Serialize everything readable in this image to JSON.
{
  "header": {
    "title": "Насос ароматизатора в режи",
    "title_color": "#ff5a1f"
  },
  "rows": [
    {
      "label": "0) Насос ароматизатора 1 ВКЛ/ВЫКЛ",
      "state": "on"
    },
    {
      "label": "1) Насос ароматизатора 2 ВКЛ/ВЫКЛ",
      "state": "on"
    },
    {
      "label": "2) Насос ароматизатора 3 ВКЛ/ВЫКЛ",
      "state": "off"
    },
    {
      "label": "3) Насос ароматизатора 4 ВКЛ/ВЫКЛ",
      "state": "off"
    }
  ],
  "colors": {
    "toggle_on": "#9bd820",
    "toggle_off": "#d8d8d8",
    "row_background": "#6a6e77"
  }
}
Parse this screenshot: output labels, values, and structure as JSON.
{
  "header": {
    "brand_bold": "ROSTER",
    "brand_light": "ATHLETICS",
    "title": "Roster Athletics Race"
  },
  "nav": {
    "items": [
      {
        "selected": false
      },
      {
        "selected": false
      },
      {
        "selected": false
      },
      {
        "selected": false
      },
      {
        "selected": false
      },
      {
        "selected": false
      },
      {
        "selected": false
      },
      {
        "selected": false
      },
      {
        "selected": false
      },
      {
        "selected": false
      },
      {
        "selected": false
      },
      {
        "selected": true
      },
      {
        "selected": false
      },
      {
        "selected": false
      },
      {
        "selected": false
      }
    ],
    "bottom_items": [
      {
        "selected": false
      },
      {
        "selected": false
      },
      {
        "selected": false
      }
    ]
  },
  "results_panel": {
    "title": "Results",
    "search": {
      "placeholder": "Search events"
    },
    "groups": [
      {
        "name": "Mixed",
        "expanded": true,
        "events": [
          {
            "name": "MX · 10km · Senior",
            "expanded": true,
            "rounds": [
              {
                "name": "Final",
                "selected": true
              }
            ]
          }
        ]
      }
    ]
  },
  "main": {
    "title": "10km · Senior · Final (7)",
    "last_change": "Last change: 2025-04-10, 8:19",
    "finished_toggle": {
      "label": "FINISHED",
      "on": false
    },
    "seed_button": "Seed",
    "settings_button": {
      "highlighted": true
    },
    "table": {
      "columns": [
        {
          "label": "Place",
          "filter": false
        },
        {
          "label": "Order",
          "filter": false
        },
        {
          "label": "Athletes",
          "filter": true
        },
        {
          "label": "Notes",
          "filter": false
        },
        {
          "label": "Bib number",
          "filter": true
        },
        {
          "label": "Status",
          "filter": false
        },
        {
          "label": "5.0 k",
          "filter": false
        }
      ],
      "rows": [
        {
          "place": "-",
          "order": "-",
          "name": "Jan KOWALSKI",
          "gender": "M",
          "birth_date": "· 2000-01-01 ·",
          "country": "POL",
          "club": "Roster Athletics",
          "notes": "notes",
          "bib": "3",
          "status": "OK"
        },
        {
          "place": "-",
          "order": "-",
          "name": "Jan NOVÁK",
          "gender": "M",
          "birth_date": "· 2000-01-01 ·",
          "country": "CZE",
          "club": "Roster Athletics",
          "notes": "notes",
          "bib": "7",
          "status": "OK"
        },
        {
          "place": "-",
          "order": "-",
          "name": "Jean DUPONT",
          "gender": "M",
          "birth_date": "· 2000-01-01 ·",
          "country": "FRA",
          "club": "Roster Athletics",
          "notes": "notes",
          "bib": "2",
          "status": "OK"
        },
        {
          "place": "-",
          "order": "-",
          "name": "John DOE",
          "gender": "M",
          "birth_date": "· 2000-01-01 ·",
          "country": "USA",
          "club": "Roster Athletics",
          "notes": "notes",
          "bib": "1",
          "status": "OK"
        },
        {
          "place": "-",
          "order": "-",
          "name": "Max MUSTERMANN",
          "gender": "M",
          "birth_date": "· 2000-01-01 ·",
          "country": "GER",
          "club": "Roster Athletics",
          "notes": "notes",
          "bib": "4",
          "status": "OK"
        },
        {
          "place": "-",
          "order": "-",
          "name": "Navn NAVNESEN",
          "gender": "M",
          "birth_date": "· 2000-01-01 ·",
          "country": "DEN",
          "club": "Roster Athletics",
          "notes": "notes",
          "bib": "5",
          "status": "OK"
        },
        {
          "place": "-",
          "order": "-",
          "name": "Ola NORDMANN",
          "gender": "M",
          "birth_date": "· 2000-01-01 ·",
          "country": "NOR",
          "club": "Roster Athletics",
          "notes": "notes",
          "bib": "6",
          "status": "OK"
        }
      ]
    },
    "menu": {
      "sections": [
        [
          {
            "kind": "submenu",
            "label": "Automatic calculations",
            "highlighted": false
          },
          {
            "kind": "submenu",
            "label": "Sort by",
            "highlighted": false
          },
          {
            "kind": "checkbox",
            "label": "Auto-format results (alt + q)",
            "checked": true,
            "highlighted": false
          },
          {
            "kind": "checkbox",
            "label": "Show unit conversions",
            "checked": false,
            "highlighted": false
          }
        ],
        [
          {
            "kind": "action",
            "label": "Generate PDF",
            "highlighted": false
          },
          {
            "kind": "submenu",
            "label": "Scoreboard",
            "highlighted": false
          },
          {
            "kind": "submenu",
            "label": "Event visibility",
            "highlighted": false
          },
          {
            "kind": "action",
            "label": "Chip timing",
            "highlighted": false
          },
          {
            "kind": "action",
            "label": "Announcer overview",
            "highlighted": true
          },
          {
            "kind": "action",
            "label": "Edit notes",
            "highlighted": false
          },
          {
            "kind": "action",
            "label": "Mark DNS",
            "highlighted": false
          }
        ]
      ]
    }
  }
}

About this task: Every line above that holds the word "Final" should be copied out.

Exercise output:
                "name": "Final",
    "title": "10km · Senior · Final (7)",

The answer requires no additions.